In the quick reactions round, everyone gets a chance to give their opinion on a proposal. It is important for every contribution to be brief. Five sentences or less is what a group should be aiming for. No worries, if you have an objection you will have more time to speak.
Here are some areas that can be touched on in quick reactions.
- Whether you like the proposal or not, as quick as “I like this proposal.”, or more specific by saying why you like it. What problem is this decision going to solve in your eyes? What makes you confident?
- “I support this proposal because I see it as compatible with my personal aim to ________. I see this particularly in the part of the proposal that says ___________. “
- “I support this proposal because I understand it to support the organization’s (aim to/value of) _______, particularly in the part of the proposal that says __________.”
- You might say that you are planning to object. Keep it brief in the quick reaction round – your time to explain your objection will come. For this round, a one-sentence statement like the following is enough: “I do not support this proposal because I don’t believe it effectively supports the organization’s (aim to/value of) ____, particularly in the part of the proposal that says __________.”
- Appreciation for the author or the process, or other individuals who supported the process
- You can use a quick-reaction round to suggest quick amendments.
- Improvements in wording
- Small changes that are in alignment with the proposal
Note that amendments change the proposal. You can accept changes to the proposal but make sure everyone is aware of the change. Show the change visually or by re-reading the changed section. If you make too many changes in the quick reaction round, since you basically have a new proposal, you might have to start at the beginning of the consent decision-making process (present the proposal, clarifying questions etc.) Your task is to avoid confusion. Confusion will turn into a loss of trust so err on the transparent side even if that entails some redundancy.

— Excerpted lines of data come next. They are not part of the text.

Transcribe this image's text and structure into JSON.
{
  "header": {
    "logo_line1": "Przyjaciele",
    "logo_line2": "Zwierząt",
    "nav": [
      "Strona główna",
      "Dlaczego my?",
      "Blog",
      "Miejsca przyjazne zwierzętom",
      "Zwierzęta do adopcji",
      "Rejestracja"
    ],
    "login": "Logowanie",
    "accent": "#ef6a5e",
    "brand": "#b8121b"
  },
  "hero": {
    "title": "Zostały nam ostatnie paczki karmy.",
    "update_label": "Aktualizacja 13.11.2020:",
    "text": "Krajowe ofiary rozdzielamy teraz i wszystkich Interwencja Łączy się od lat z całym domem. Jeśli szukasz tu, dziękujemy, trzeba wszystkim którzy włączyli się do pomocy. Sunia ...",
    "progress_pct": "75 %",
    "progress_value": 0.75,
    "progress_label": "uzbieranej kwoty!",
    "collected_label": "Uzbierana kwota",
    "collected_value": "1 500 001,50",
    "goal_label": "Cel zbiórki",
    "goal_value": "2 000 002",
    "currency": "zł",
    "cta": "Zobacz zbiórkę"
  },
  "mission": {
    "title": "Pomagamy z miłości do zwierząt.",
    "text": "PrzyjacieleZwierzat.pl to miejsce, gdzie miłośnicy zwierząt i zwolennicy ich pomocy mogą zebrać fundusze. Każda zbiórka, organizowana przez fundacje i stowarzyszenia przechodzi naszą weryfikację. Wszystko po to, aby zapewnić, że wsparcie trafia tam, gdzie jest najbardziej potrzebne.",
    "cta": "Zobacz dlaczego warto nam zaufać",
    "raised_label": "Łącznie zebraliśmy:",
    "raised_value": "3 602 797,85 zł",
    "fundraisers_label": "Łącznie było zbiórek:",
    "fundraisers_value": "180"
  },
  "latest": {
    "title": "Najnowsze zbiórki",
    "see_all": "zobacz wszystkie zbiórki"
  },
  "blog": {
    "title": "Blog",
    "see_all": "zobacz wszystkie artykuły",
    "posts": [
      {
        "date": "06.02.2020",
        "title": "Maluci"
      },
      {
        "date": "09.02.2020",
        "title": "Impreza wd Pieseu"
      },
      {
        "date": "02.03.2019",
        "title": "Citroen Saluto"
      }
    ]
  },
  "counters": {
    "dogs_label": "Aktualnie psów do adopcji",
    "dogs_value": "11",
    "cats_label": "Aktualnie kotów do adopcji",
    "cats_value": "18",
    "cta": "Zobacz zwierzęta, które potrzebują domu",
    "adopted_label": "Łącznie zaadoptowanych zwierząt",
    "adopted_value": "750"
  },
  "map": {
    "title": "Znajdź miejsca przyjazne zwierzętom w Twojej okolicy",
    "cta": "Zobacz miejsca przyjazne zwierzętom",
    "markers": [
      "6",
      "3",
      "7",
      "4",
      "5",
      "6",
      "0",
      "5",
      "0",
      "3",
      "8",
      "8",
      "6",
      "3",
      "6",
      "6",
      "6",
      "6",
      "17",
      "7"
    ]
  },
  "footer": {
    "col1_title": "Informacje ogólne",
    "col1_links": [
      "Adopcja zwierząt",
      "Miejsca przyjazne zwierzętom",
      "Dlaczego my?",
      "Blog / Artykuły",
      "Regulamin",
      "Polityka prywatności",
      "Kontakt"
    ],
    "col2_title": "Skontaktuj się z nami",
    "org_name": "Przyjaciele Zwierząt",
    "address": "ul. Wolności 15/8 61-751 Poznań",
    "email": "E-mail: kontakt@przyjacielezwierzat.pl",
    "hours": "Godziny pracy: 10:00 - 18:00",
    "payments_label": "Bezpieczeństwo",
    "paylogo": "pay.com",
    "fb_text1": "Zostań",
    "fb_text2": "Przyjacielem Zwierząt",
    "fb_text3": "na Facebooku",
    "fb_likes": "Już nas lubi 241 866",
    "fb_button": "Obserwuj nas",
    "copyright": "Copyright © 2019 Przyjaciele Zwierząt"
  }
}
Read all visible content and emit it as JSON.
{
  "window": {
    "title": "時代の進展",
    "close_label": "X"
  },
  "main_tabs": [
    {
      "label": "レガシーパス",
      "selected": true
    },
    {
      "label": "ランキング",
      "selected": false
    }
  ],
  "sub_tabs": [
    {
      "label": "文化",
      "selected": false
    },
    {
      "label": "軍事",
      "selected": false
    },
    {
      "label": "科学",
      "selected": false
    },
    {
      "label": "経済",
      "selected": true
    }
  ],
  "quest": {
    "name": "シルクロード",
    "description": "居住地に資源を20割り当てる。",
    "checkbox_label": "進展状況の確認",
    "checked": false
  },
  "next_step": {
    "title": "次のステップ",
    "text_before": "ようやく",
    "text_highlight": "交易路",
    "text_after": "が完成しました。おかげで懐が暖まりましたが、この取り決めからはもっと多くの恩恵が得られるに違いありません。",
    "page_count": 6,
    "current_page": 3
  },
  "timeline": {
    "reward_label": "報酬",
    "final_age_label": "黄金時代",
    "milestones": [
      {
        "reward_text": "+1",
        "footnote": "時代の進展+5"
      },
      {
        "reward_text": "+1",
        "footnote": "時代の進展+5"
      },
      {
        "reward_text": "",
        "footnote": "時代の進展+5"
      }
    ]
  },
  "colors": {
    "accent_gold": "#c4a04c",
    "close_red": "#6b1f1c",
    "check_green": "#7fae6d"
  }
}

Better to read the proposal one more time with all the changes than to deal with a disengaged circle member.
Why are quick reactions helpful?
Hearing quick reactions is a temperature check on the group. How much support does this proposal have? Is the proposal ready to be consented to? Maybe too many people have issues with several parts of the proposal in which case you might gather more feedback and do a rewrite before even going to objections.
On the other hand, a quick reaction round is also a wonderful way of community building. You get to hear what others think, where they are with the proposal, what it means to them and what their concerns are, which might not rise to the level of an objection – everything that there is to say next to objections. Especially on controversial topics, it is important to ground every decision in the group and to learn more from and about each other. However, it is also important to keep statements brief and relevant since it is most effective to devote time to addressing objections.
c. Consent decision-making round
You have a proposal that everyone knows and understands, and you have heard from everyone about the proposal. It is now time to hear from everyone on whether they have objections. Remember, consent is defined by “no objection”. If there are objections, just gather a 1-sentence statement about the nature of the objection. Do not deal with the objection now.
Make sure to explicitly ask for objections. You can’t make assumptions here – someone might love the proposal and object (for example based on a formality like that no term has been decided yet) or dislike a proposal and consent (see this story).
After everyone has spoken, you can then address objections one by one. (More information on how to integrate objections is here.)
Don’t forget: Announce the decision
After consent is reached, the facilitator announces the decision. If that has not happened already, the exact wording will be noted down in the minutes.
Depending on the intensity of the process, it might be a good idea to take a minute to celebrate the group process and to take a quick break before moving to the next topic.